I create users who each have their own home directory, normal.

Currently I create my user as follows:

adduser -d / home / ftp / myUser myUser

My users need to connect to SFTP (open ssh installed on my vps), and I need that when my users connect in SFTP, I need the home directory to be considered as his root folder

Why ? another application is connecting to this SFTP, and if it is not considered in its root directory, the application can not send or read the files.

How can I do that?

  • "I need to create users who will only be able to access their directory, the user should not see the other directories.". Since you write that you are "new to the administration of a Linux server" I need to ask if you really need to do this, or is it acceptable simply to say that users must not be able to see into each others' directories? – roaima Nov 8 '18 at 9:53
  • @roaima Yes i really need. An other software connec via sftp and if it is not root folder of user, it does not works – user1450740 Nov 8 '18 at 9:54
  • @roaima I think yes – user1450740 Nov 8 '18 at 9:58
  • @roaima it's done – user1450740 Nov 8 '18 at 10:07
  • 1
    See ChrootDirectory in the sshd_config manual. – Kusalananda Nov 8 '18 at 10:14
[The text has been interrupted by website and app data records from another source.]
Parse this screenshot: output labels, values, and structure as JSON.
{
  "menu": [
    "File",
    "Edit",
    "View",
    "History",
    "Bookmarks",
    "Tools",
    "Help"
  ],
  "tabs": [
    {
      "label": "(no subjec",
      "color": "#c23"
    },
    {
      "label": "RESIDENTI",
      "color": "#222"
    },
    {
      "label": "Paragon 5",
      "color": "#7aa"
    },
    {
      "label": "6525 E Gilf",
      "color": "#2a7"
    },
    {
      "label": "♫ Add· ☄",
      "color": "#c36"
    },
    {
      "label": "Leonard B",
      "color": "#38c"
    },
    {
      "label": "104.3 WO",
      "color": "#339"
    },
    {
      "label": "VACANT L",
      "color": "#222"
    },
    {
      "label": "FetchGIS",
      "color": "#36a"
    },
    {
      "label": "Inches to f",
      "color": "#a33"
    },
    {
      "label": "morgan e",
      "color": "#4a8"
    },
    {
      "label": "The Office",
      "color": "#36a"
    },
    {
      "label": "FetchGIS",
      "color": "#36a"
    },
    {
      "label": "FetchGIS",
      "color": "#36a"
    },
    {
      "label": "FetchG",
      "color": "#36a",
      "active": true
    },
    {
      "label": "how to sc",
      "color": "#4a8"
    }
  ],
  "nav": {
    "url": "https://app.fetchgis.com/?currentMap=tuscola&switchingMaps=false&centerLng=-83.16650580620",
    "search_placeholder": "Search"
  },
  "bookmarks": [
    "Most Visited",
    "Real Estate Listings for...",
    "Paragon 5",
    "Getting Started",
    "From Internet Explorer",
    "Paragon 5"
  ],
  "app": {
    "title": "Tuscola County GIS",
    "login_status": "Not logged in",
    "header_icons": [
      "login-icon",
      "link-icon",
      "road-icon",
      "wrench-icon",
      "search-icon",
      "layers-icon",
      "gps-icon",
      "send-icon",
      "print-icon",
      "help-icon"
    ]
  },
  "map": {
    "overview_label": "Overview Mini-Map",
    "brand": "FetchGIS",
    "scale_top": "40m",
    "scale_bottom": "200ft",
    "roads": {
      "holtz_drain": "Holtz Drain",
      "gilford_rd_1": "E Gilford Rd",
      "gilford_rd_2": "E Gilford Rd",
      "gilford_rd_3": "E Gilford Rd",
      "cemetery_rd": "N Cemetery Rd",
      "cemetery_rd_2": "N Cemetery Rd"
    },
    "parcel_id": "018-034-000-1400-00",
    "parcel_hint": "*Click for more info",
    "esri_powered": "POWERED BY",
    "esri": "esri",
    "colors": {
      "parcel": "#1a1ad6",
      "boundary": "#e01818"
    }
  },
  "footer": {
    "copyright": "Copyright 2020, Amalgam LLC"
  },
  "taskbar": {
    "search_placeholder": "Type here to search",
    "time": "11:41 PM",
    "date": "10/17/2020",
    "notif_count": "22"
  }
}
Add or change /etc/ssh/sshd_config to include the following lines

Subsystem sftp internal-sftp

Match Group sftpusers
        ChrootDirectory %h
        ForceCommand internal-sftp

And then add all the set of your constrained users to the sftpusers group.

Finally, change ownership of the target directories to be root, and remove group/other write permission, and restart the ssh server. This is necessary for the chroot to become effective. The downside is that the user will not be able to write any files into their home directory. (You will have to create subdirectories for them to write into.)

It's not an ideal situation from a user's perspective and you may find it better to create a directory elsewhere in the filesystem for SFTP to use (eg /home/sftp/$USER) that can be locked down independently from their real home directory using ChrootDirectory /home/sftp/%u).

When you have problems (and you probably will the first during few attempts to get this right), remember to read /var/log/auth.log to see what went wrong.

  • Thanks !! I forgot to change ownership to root !! It works – user1450740 Nov 8 '18 at 11:08

Your Answer

By clicking “Post Your Answer”, you agree to our terms of service, privacy policy and cookie policy

Not the answer you're looking for? Browse other questions tagged or ask your own question.